What’s up with attendance in Ottawa and St. Louis?

Jason Kay
Columbus Blue Jackets v Ottawa Senators

According to reports, the Ottawa Senators yesterday had their worst-attended home game since 2004 when their afternoon 4-1 loss to the Columbus Blue Jackets drew an announced crowd of 15,535.

The weak turnout comes on the heels of a piece by the Ottawa Sun’s Bruce Garrioch that analyzes the downturn in seats sold at Canadian Tire Centre. The Sens, according to figures assembled by espn.com, rank 20th among the 30 NHL clubs in terms of percentage capacity, by far the lowest of the Canadian franchises.

Team president Cyril Leeder tells Garrioch that in spite of this, revenues are up, thanks to a handful of factors, including a more lucrative TV deal, fewer 2-for-1s, giveaways and discounts. This drives up the average return on each ticket sold. We’ll take Leeder’s word for it, but we also know the Sens are still offering discounts; we’ve seen the emailed offers distributed to local businesses.

We also know the NHL remains a gate-driven league. While some TV and ancillary revenues have grown in recent years, eyeballs at the rinks are what fuels a major portion of hockey-related income. That, combined with a team struggling to find its identity this season, playing in a rink in deep suburbia, owned by a man who has claimed substantial losses in recent years, makes Ottawa a market to watch.

Similarly, the St. Louis Blues’ attendance numbers are a red flag.

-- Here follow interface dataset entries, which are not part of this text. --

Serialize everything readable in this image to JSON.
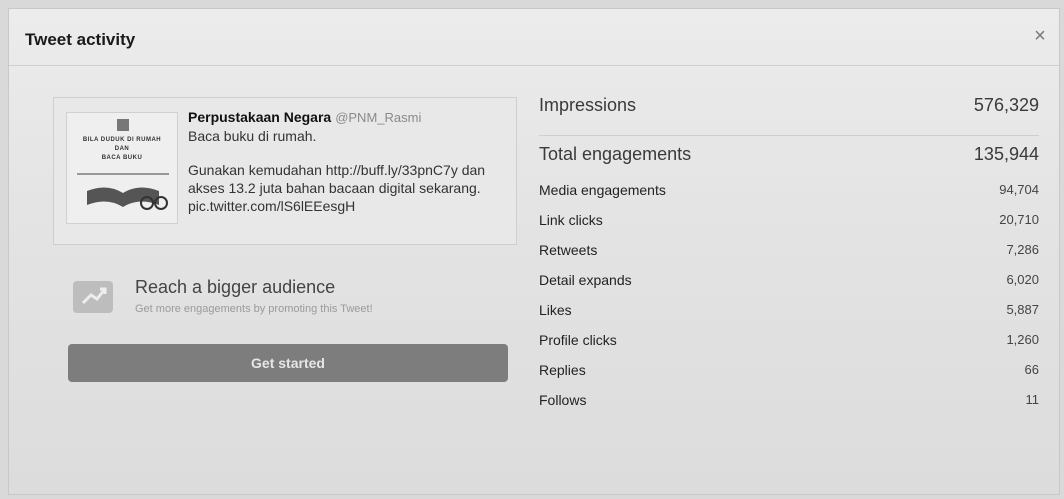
{
  "modal": {
    "title": "Tweet activity",
    "close_icon": "close-icon"
  },
  "tweet": {
    "author_name": "Perpustakaan Negara",
    "author_handle": "@PNM_Rasmi",
    "line1": "Baca buku di rumah.",
    "line2": "Gunakan kemudahan http://buff.ly/33pnC7y dan akses 13.2 juta bahan bacaan digital sekarang. pic.twitter.com/lS6lEEesgH",
    "image": {
      "text1": "BILA DUDUK DI RUMAH",
      "text2": "DAN",
      "text3": "BACA BUKU"
    }
  },
  "promote": {
    "icon": "promote-chart-icon",
    "title": "Reach a bigger audience",
    "subtitle": "Get more engagements by promoting this Tweet!",
    "button_label": "Get started"
  },
  "metrics": {
    "impressions": {
      "label": "Impressions",
      "value": "576,329"
    },
    "total_engagements": {
      "label": "Total engagements",
      "value": "135,944"
    },
    "items": [
      {
        "label": "Media engagements",
        "value": "94,704"
      },
      {
        "label": "Link clicks",
        "value": "20,710"
      },
      {
        "label": "Retweets",
        "value": "7,286"
      },
      {
        "label": "Detail expands",
        "value": "6,020"
      },
      {
        "label": "Likes",
        "value": "5,887"
      },
      {
        "label": "Profile clicks",
        "value": "1,260"
      },
      {
        "label": "Replies",
        "value": "66"
      },
      {
        "label": "Follows",
        "value": "11"
      }
    ]
  }
}
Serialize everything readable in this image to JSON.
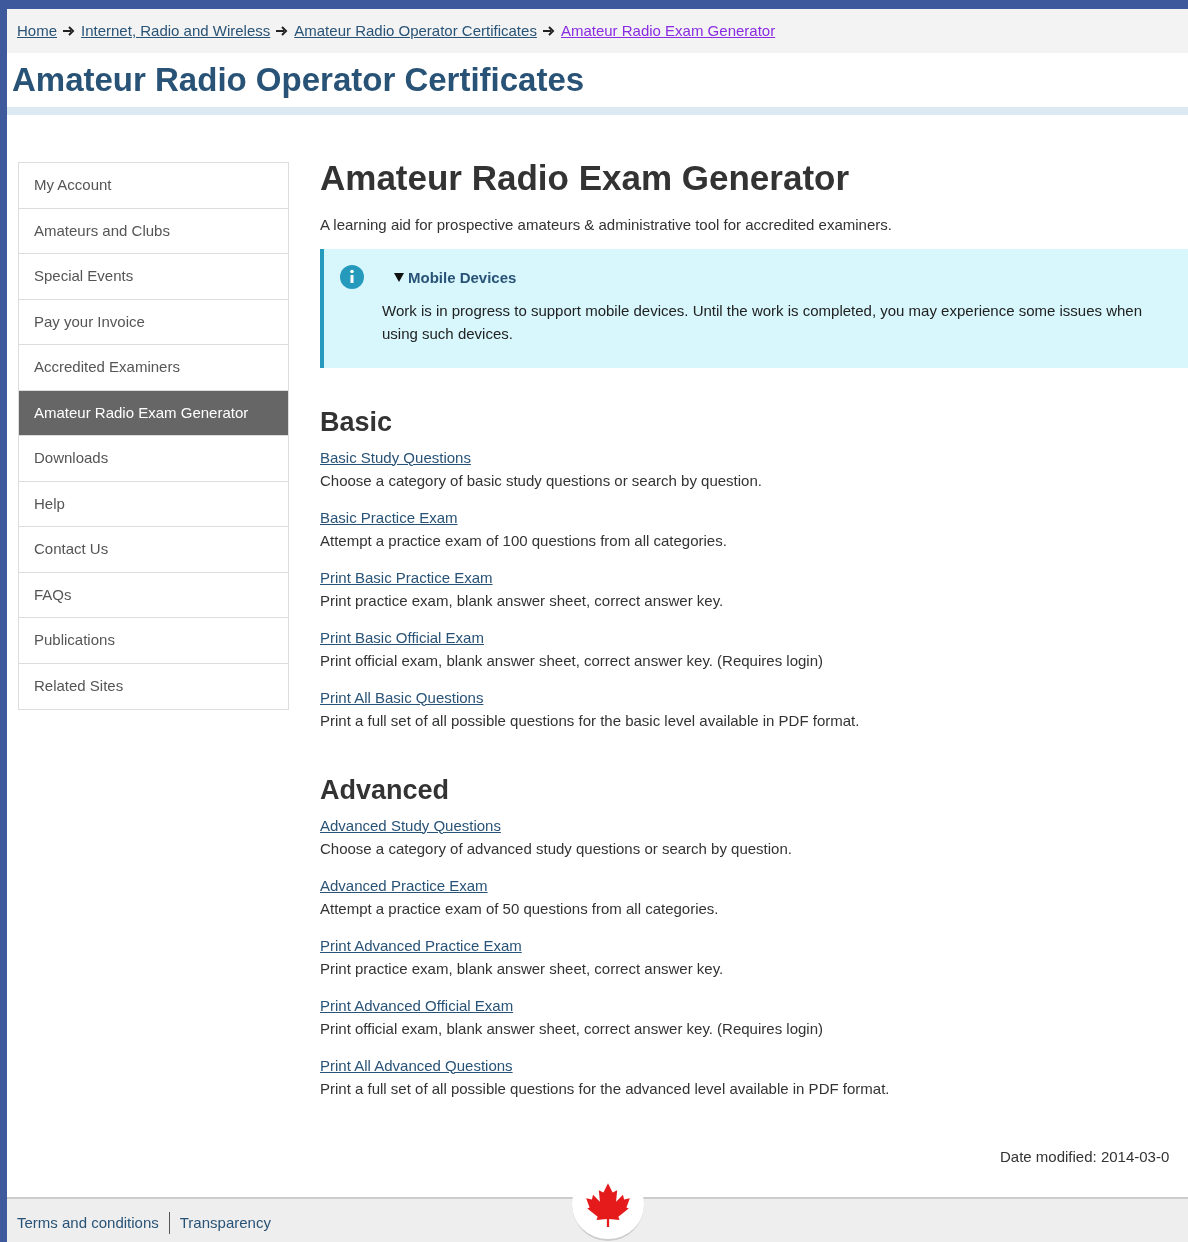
{
  "breadcrumbs": [
    {
      "label": "Home",
      "current": false
    },
    {
      "label": "Internet, Radio and Wireless",
      "current": false
    },
    {
      "label": "Amateur Radio Operator Certificates",
      "current": false
    },
    {
      "label": "Amateur Radio Exam Generator",
      "current": true
    }
  ],
  "site_title": "Amateur Radio Operator Certificates",
  "sidebar": {
    "items": [
      {
        "label": "My Account",
        "selected": false
      },
      {
        "label": "Amateurs and Clubs",
        "selected": false
      },
      {
        "label": "Special Events",
        "selected": false
      },
      {
        "label": "Pay your Invoice",
        "selected": false
      },
      {
        "label": "Accredited Examiners",
        "selected": false
      },
      {
        "label": "Amateur Radio Exam Generator",
        "selected": true
      },
      {
        "label": "Downloads",
        "selected": false
      },
      {
        "label": "Help",
        "selected": false
      },
      {
        "label": "Contact Us",
        "selected": false
      },
      {
        "label": "FAQs",
        "selected": false
      },
      {
        "label": "Publications",
        "selected": false
      },
      {
        "label": "Related Sites",
        "selected": false
      }
    ]
  },
  "page_title": "Amateur Radio Exam Generator",
  "intro": "A learning aid for prospective amateurs & administrative tool for accredited examiners.",
  "notice": {
    "title": "Mobile Devices",
    "expanded": true,
    "text": "Work is in progress to support mobile devices. Until the work is completed, you may experience some issues when using such devices."
  },
  "sections": [
    {
      "heading": "Basic",
      "links": [
        {
          "label": "Basic Study Questions",
          "description": "Choose a category of basic study questions or search by question."
        },
        {
          "label": "Basic Practice Exam",
          "description": "Attempt a practice exam of 100 questions from all categories."
        },
        {
          "label": "Print Basic Practice Exam",
          "description": "Print practice exam, blank answer sheet, correct answer key."
        },
        {
          "label": "Print Basic Official Exam",
          "description": "Print official exam, blank answer sheet, correct answer key. (Requires login)"
        },
        {
          "label": "Print All Basic Questions",
          "description": "Print a full set of all possible questions for the basic level available in PDF format."
        }
      ]
    },
    {
      "heading": "Advanced",
      "links": [
        {
          "label": "Advanced Study Questions",
          "description": "Choose a category of advanced study questions or search by question."
        },
        {
          "label": "Advanced Practice Exam",
          "description": "Attempt a practice exam of 50 questions from all categories."
        },
        {
          "label": "Print Advanced Practice Exam",
          "description": "Print practice exam, blank answer sheet, correct answer key."
        },
        {
          "label": "Print Advanced Official Exam",
          "description": "Print official exam, blank answer sheet, correct answer key. (Requires login)"
        },
        {
          "label": "Print All Advanced Questions",
          "description": "Print a full set of all possible questions for the advanced level available in PDF format."
        }
      ]
    }
  ],
  "date_modified": "Date modified: 2014-03-0",
  "footer_links": [
    "Terms and conditions",
    "Transparency"
  ]
}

THN’s pre-season pick to the win the Stanley Cup, the Blues have lost just once in regulation at home and have the league’s second best goal differential at plus-20 (behind only San Jose). They play a high-tempo, physical style that should engage spectators, yet they are averaging just 16,547 at Scottrade Center, filling the building to 86.4 percent capacity. That’s eighth-worst in the league. And they didn’t sell out any of their three playoff games last season.

What gives? Perhaps the St. Louis Cardinals’ MLB playoff run stole a portion of the audience. Maybe the Blues lack of a marquee name – a true offensive star in the Crosby/Ovechkin/Stamkos mold – is a buzz-kill. Maybe the franchise’s lack of playoff success (no Cups, three Cup final appearances, but none since 1970) has them cynical in the Show Me State.

Whatever the case, the town’s apathy to its hockey team is noticeable.